» **Work request**
Leave out the pictures and output the data verbatim.

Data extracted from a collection
- Opening Delimiter -

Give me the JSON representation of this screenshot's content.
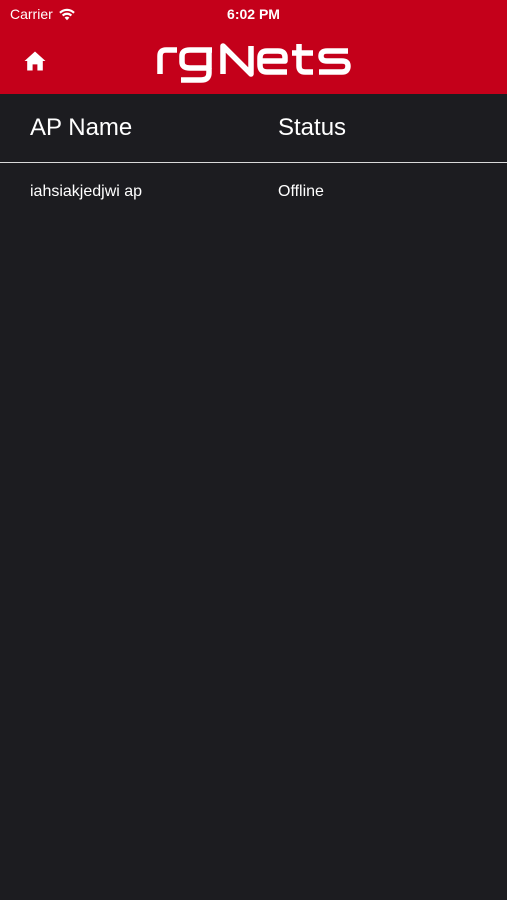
{
  "status_bar": {
    "carrier": "Carrier",
    "time": "6:02 PM",
    "wifi_icon": "wifi-icon"
  },
  "nav_bar": {
    "home_icon": "home-icon",
    "logo_text": "rgNets"
  },
  "colors": {
    "brand_red": "#c4001a",
    "background": "#1c1c20",
    "text": "#ffffff",
    "divider": "#d9d9d9"
  },
  "table": {
    "columns": [
      "AP Name",
      "Status"
    ],
    "rows": [
      {
        "name": "iahsiakjedjwi ap",
        "status": "Offline"
      }
    ]
  }
}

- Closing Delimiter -

» **Output below**
Give me the JSON representation of this screenshot's content.
{
  "status_bar": {
    "carrier": "Carrier",
    "time": "6:02 PM",
    "wifi_icon": "wifi-icon"
  },
  "nav_bar": {
    "home_icon": "home-icon",
    "logo_text": "rgNets"
  },
  "colors": {
    "brand_red": "#c4001a",
    "background": "#1c1c20",
    "text": "#ffffff",
    "divider": "#d9d9d9"
  },
  "table": {
    "columns": [
      "AP Name",
      "Status"
    ],
    "rows": [
      {
        "name": "iahsiakjedjwi ap",
        "status": "Offline"
      }
    ]
  }
}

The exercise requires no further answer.